The matching opportunity has inspired the UO community and others to give, said center coordinator Aris Hall. But more contributions are needed to reach the $20,000 goal.
The funds will support initiatives that increase the recruitment, retention and graduation of Black students. They will also help nurture a sense of belonging and community, whether or not COVID-19 prevents students from visiting the center in person.
“We’re very grateful for this matching gift and everyone who is helping us advance the BCC vision,” Hall said. “Regardless of what campus looks like in the fall, these investments make it possible for us to welcome Black students and help them feel like they matter on this campus.”
Visit the DuckFunder website to learn more or help the Lyllye Reynolds-Parker Black Cultural Center meet the matching gift goal.
Gifts to the campaign will support programming, including forums for Black students, faculty members and staff; events such as Social Sundays, which will hopefully start this fall, during which students share a meal and learn about Black culture and heritage; and Black History Month activities.
COVID-19 has dramatically changed center operations for spring and summer. Nevertheless, the center continues to offer a welcoming and supportive, albeit virtual, space where Black students at the UO can harness the academic, social and cultural resources they need to navigate their experiences at the UO.

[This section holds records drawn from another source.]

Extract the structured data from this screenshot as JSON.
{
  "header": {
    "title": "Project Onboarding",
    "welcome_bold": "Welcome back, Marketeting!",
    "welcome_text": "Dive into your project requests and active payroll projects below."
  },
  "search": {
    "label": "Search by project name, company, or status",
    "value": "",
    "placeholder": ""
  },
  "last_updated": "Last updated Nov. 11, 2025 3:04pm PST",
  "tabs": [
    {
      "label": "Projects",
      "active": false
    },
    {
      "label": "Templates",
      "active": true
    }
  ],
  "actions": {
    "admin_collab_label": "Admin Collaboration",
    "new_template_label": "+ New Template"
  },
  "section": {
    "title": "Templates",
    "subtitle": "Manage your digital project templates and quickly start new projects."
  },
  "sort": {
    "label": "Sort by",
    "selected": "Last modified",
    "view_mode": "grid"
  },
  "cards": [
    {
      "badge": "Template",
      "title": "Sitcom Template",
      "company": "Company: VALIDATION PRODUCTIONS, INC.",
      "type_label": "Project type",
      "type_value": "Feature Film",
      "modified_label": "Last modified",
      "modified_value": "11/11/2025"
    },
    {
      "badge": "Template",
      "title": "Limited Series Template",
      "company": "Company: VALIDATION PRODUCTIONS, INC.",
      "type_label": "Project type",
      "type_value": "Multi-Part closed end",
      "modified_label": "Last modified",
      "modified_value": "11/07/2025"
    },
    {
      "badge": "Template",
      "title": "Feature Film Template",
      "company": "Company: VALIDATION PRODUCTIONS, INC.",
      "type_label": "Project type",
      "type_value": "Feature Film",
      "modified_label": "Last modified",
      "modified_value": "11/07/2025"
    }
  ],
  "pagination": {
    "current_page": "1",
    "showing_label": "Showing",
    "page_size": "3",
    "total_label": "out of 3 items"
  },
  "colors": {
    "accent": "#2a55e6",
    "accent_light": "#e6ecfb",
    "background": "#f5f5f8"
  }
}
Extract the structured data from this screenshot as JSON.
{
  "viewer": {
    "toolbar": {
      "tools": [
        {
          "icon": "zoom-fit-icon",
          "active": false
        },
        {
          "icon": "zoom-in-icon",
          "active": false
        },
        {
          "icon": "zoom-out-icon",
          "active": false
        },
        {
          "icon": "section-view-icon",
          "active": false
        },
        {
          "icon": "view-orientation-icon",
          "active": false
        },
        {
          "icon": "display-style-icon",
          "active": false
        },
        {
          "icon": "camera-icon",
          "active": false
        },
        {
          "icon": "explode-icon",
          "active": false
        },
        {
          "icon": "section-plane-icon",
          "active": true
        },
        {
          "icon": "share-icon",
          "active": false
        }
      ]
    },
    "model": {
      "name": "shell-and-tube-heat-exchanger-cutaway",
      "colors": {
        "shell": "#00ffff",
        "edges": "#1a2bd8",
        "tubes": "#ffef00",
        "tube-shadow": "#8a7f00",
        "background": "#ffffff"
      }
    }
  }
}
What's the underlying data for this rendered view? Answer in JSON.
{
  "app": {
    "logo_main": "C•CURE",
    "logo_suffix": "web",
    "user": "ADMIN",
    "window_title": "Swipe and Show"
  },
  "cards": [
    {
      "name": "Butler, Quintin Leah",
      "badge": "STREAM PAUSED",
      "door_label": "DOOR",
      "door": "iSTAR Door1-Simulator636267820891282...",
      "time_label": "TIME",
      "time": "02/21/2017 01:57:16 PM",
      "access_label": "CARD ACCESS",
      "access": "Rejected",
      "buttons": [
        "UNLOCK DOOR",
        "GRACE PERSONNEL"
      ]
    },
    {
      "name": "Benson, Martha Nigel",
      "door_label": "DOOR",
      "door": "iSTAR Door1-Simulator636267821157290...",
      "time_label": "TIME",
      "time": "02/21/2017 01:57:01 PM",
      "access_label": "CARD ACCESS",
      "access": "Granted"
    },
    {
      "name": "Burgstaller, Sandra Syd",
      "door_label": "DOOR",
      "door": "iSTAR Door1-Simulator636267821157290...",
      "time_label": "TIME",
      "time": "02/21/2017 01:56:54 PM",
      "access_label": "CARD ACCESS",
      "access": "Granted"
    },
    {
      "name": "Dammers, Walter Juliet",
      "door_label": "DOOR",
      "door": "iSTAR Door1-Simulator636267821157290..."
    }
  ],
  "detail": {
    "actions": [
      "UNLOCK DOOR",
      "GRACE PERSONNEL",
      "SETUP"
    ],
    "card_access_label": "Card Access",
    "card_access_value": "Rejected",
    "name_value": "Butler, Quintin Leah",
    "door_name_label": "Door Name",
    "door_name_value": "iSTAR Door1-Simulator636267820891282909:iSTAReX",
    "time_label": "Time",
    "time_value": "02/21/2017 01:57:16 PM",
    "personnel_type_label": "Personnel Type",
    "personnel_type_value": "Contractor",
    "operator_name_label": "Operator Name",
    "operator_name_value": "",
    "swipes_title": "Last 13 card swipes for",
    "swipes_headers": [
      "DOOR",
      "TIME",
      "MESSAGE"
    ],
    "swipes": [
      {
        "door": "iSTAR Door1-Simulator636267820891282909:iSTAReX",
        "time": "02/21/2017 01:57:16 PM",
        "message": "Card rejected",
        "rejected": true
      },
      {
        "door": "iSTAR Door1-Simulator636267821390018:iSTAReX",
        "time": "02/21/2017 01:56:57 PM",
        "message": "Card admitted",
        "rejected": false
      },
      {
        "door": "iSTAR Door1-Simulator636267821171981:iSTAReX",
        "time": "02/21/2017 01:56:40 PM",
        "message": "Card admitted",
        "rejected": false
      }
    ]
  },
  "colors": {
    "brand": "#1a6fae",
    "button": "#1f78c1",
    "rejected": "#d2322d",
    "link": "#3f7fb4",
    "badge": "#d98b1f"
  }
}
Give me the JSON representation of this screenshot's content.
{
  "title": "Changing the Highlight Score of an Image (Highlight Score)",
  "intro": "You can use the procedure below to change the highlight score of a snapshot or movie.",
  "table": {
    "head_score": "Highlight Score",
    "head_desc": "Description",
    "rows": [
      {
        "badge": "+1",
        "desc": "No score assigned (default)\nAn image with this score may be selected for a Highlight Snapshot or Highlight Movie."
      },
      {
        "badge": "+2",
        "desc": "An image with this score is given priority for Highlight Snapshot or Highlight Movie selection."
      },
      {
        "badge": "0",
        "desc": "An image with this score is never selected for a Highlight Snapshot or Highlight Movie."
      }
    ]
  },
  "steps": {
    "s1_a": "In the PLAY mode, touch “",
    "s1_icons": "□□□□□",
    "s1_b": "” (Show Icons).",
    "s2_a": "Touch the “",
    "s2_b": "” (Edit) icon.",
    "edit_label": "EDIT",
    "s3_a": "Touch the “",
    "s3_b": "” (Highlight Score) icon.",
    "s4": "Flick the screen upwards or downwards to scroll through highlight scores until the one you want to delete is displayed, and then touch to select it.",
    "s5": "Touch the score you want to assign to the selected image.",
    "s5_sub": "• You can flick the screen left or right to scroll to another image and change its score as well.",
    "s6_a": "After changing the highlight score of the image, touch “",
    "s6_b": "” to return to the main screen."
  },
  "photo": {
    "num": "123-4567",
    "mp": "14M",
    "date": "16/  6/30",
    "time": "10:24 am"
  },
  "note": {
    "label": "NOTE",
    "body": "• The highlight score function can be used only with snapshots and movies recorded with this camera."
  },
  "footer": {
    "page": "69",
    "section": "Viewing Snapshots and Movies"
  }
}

“Our new building is a retreat, a place to build community and an important symbol,” Hall said. “We all look forward to physically gathering together again. But we’ve discovered that we can also use technology to unite and work toward our mission, which has not changed.”
For example, they’re continuing a weekly student support program called Super Soul Tuesdays. But academic and career specialists now connect with students using Microsoft Teams. Community conversations happen on Zoom and Instagram Live. Thanks to Netflix Party, which synchronizes playback and offers group chat, students are continuing with movie night.
During a time of widespread divisiveness, Hall said, the center is providing vital ways for students to connect. In response to the George Floyd protests and Black Lives Matter movement, the center hosted virtual roundtable discussions with students, staff and faculty members. Those activities gave students a forum to share their voices, discuss how to move forward and talk about changes they want at the center and the university.
Through social media and virtual-meeting platforms, the center shares information and supports Black students, staff and faculty members. The programming is helping them challenge the status quo and work toward change, Hall said.
Looking to the future, the center is planning for safe and effective operations regardless of what the new academic year brings. Like other UO staff members, center employees have adapted quickly to changing circumstances due to COVID-19, and the only certainty about the new year is more change.
Resources will enable the center to plan for potential scenarios, communicate effectively with students during COVID-19 and address financial challenges affecting the university. Hall hopes the matching campaign will help the Lyllye Reynolds-Parker Black Cultural Center — both the building on East 15th Avenue and the community — keep moving forward.
—By Ed Dorsch, University Communications